One of the underpinnings – supposedly – of the Federal Reserve was to stabilize prices. However, the stabilization of prices when productivity is constantly improving, as it has continually in the United States, can mislead the market. These false signals can damage markets, prices, wages, and the investment of capital.   Murray Rothbard accurately describes how the comfort of stable prices can ultimately lead to damage or even the collapse of markets or even the entire economy. Rothbard writes:

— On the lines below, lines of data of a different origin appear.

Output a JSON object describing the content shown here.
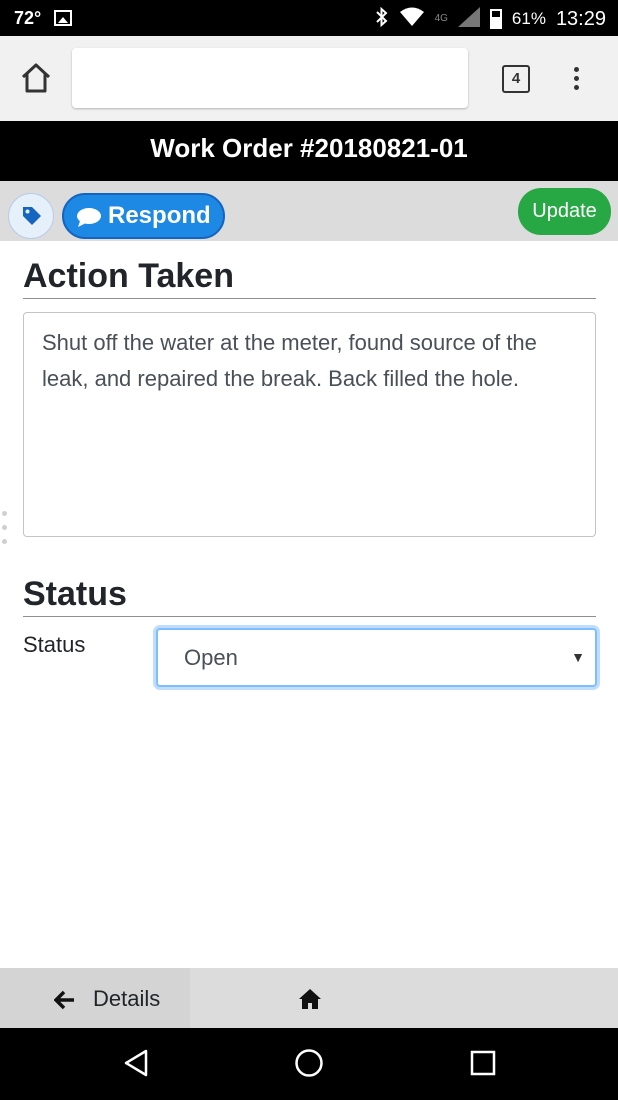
{
  "status_bar": {
    "temperature": "72°",
    "battery_percent": "61%",
    "time": "13:29",
    "network": "4G"
  },
  "browser": {
    "url": "",
    "tab_count": "4"
  },
  "page": {
    "title": "Work Order #20180821-01"
  },
  "actions": {
    "respond_label": "Respond",
    "update_label": "Update"
  },
  "action_taken": {
    "heading": "Action Taken",
    "text": "Shut off the water at the meter, found source of the leak, and repaired the break. Back filled the hole."
  },
  "status_section": {
    "heading": "Status",
    "label": "Status",
    "selected": "Open"
  },
  "bottom_nav": {
    "details_label": "Details"
  },
  "colors": {
    "respond_blue": "#1e88e5",
    "update_green": "#28a745",
    "title_bar_bg": "#000000",
    "focus_border": "#80bdff"
  }
}
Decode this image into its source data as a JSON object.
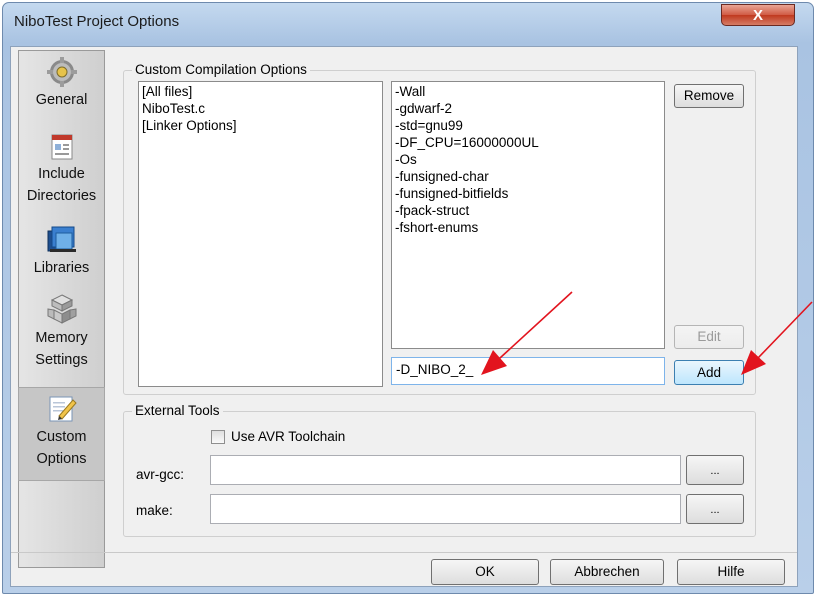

One of the reasons that most economists of the 1920s did not recognize the existence of an inflationary problem was the widespread adoption of a stable price level as the goal and criterion for monetary policy.  The extent to which the Federal Reserve authorities were guided by a desire to keep the price level stable has been a matter of considerable controversy.  Far less controversial is the fact that more and more economists came to consider a stable price level as the major goal of monetary policy.  The fact that general prices were more or less stable during the 1920s told most economists that there was no inflationary threat, and therefore the events of the great depression caught them completely unaware.

Actually, bank credit expansion creates its mischievous effects by distorting price relations and by raising and altering prices compared to what they would have been without the expansion….Suffice it to say here that the stability of wholesale prices in the 1920s was the result of monetary inflation offset by increased productivity, which lowered costs of production and increased the supply of goods.  But this “offset” was only statistical; it did not eliminate the boom-bust cycle, it only obscured it.[7]

[1] For a detailed report and analysis of the actions and events which lead up to the creation of the Federal Reserve see Murray N. Rothbard, Fall 1999, “The Origins of the Federal Reserve,” The Quarterly Journal of Austrian Economics, Vol. 2, No. 3, pp. 3-55.

[2] James Grant, 2014, The Forgotten Depression, (New York, NY: Simon & Schuster), p. 50.

[3] James Grant, 2014, The Forgotten Depression, (New York, NY: Simon & Schuster), pp. 55-56.

[4] George Selgin, Spring 2010, “Central Banks as Sources of Financial Instability,” The Independent Review, Vol. 14, No. 4, pp 485-486.

[5] Murray N. Rothbard, Fall 1999, “The Origins of the Federal Reserve,” The Quarterly Journal of Austrian Economics, Vol. 2, No. 3, p. 40.

[6] Murray N. Rothbard, Fall 1999, “The Origins of the Federal Reserve,” The Quarterly Journal of Austrian Economics, Vol. 2, No. 3, pp. 15-17.

[7] Murray N. Rothbard, 2008 (originally published in 1963), America’s Great Depression, (Auburn, AL: Ludwig von Mises Institute), pp. 169-170.